[Data for processing]

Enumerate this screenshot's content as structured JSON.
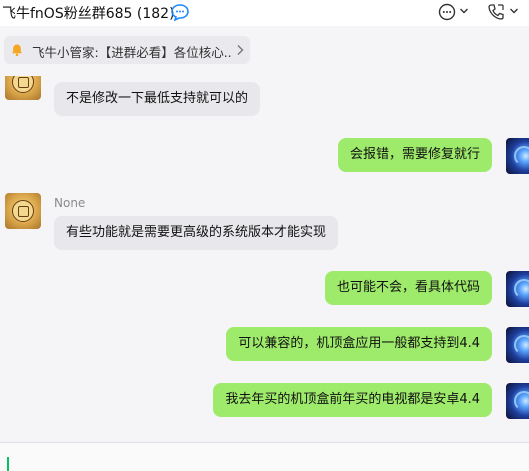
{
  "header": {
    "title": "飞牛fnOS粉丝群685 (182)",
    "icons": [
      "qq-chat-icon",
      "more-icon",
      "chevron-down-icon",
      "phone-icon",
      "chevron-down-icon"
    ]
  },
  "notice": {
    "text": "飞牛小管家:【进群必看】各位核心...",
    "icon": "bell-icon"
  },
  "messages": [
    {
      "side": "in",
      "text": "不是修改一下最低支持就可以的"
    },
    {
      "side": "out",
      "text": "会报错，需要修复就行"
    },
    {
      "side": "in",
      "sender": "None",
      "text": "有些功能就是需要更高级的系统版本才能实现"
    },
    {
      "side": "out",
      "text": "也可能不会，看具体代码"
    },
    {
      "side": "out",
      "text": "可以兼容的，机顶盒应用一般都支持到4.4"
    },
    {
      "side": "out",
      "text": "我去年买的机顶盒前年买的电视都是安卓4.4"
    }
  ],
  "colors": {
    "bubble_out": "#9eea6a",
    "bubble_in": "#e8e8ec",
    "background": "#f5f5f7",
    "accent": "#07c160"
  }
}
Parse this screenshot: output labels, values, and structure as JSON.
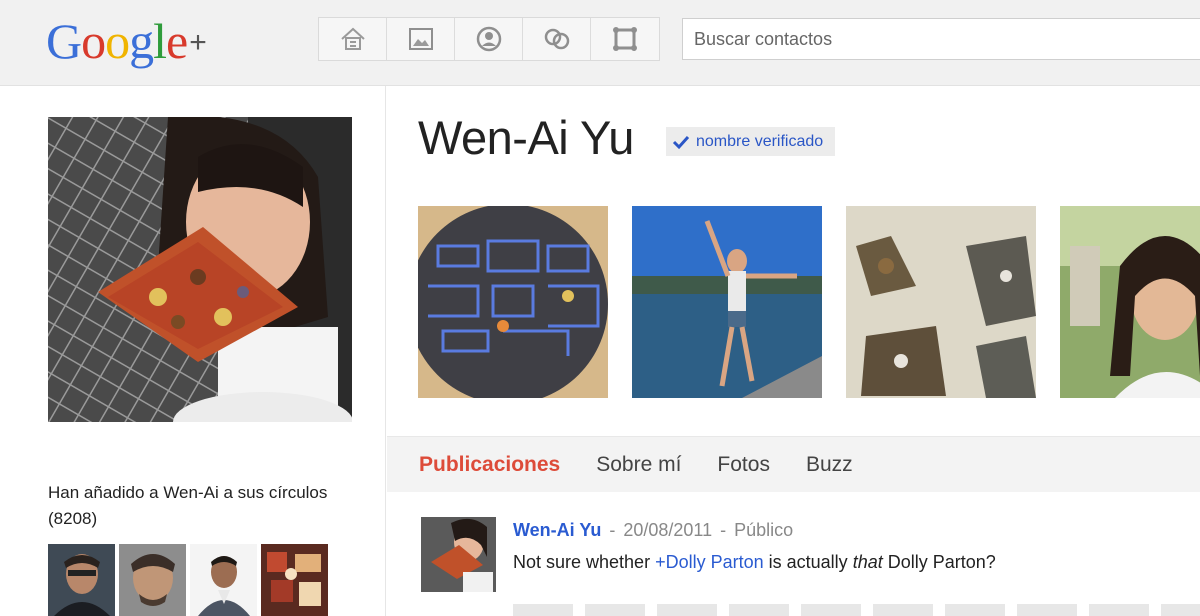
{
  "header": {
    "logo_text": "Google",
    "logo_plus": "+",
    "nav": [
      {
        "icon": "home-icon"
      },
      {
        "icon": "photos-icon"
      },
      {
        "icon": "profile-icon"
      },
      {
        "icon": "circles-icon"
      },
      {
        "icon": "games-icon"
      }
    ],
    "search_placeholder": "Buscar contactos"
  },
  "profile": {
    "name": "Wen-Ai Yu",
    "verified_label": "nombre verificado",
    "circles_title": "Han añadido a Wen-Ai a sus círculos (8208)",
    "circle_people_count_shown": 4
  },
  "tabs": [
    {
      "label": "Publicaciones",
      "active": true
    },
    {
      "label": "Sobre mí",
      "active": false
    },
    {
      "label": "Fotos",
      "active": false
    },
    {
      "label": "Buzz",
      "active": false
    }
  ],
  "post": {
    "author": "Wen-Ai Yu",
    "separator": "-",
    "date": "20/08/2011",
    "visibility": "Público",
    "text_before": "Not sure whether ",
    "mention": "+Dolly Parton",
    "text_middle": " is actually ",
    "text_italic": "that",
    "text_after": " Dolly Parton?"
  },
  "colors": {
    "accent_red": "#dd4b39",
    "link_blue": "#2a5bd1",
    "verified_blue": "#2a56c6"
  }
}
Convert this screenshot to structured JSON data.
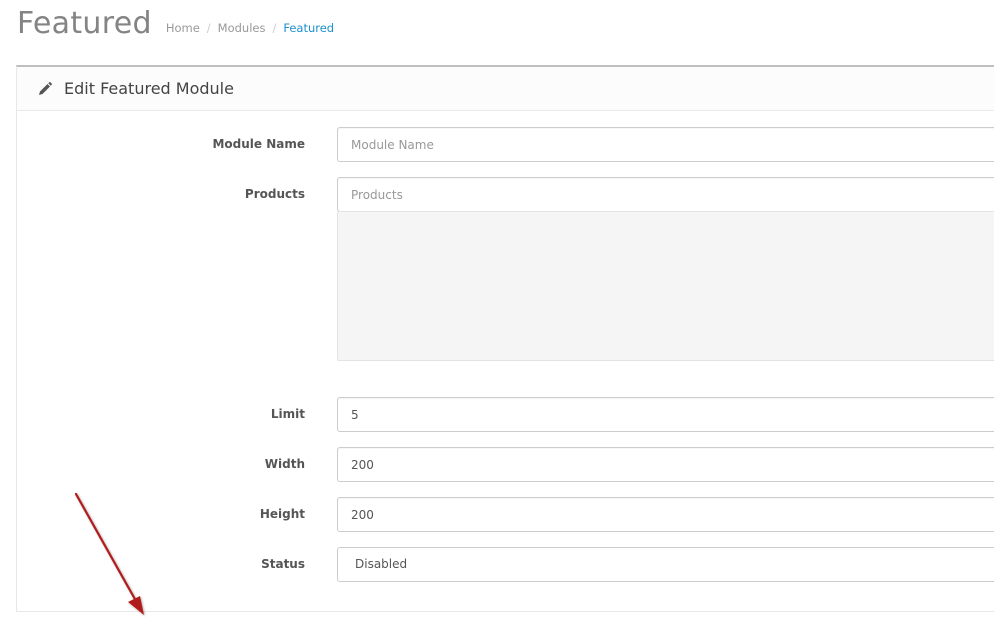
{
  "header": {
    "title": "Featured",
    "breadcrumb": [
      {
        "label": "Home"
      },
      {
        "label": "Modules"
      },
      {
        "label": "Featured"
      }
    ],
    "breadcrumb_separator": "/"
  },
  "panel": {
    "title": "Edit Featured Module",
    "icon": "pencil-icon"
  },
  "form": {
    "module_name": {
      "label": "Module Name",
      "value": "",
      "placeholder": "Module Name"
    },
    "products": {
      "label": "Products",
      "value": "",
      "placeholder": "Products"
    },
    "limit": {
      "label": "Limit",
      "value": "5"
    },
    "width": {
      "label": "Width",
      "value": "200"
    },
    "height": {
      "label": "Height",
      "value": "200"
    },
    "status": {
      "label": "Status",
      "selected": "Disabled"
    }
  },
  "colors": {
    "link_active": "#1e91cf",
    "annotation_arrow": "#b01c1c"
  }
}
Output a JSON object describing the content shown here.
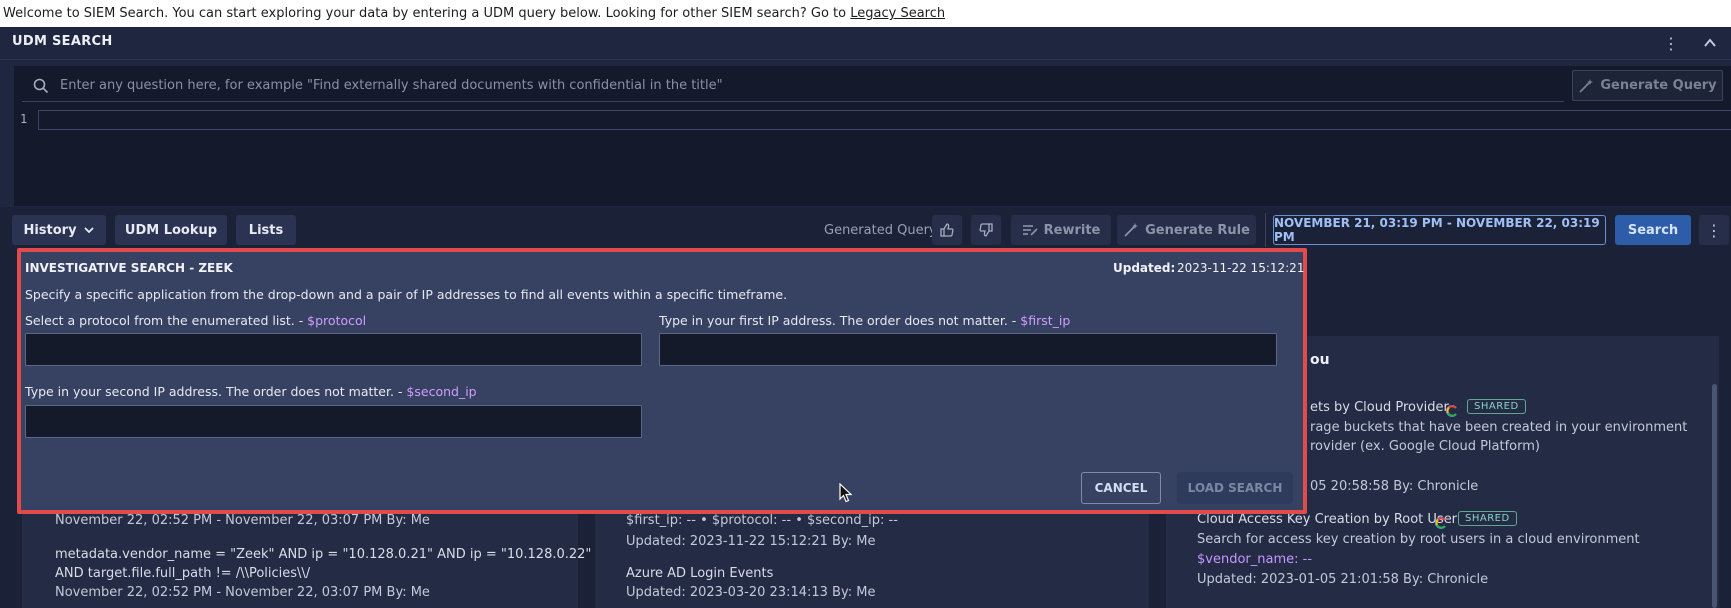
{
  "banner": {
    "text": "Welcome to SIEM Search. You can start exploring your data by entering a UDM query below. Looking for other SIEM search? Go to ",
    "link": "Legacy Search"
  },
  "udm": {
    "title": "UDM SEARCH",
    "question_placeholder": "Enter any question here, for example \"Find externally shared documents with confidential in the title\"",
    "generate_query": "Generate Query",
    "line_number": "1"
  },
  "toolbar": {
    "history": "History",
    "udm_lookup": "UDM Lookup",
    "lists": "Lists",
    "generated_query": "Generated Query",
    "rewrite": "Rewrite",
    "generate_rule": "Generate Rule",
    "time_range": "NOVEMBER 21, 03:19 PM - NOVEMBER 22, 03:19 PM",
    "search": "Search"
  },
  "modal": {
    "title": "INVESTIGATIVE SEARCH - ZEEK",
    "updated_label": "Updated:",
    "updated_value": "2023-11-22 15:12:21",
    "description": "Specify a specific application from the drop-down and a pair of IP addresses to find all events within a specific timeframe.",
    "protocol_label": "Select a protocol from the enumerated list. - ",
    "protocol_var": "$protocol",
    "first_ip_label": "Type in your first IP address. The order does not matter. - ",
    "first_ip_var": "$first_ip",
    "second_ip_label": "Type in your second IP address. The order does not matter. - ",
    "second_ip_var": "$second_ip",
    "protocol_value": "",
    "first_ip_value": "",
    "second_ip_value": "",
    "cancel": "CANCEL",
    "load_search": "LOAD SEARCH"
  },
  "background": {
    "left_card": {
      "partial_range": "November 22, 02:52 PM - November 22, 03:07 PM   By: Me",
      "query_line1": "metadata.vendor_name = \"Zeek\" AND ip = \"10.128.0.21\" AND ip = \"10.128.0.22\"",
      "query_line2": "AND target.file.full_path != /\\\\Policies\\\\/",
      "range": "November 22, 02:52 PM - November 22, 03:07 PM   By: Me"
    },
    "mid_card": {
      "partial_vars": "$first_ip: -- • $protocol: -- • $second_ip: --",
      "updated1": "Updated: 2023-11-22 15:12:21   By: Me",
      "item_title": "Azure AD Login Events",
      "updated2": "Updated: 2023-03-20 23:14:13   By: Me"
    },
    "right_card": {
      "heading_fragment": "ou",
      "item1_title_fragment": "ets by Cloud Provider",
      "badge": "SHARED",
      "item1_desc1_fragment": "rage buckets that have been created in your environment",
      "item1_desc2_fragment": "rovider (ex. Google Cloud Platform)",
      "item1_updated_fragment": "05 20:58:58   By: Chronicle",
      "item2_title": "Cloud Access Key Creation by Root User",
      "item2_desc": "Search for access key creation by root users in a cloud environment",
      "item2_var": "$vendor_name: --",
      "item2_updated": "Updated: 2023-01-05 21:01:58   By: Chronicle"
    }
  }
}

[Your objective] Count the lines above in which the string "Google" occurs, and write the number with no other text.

[Solution to the exercise] 2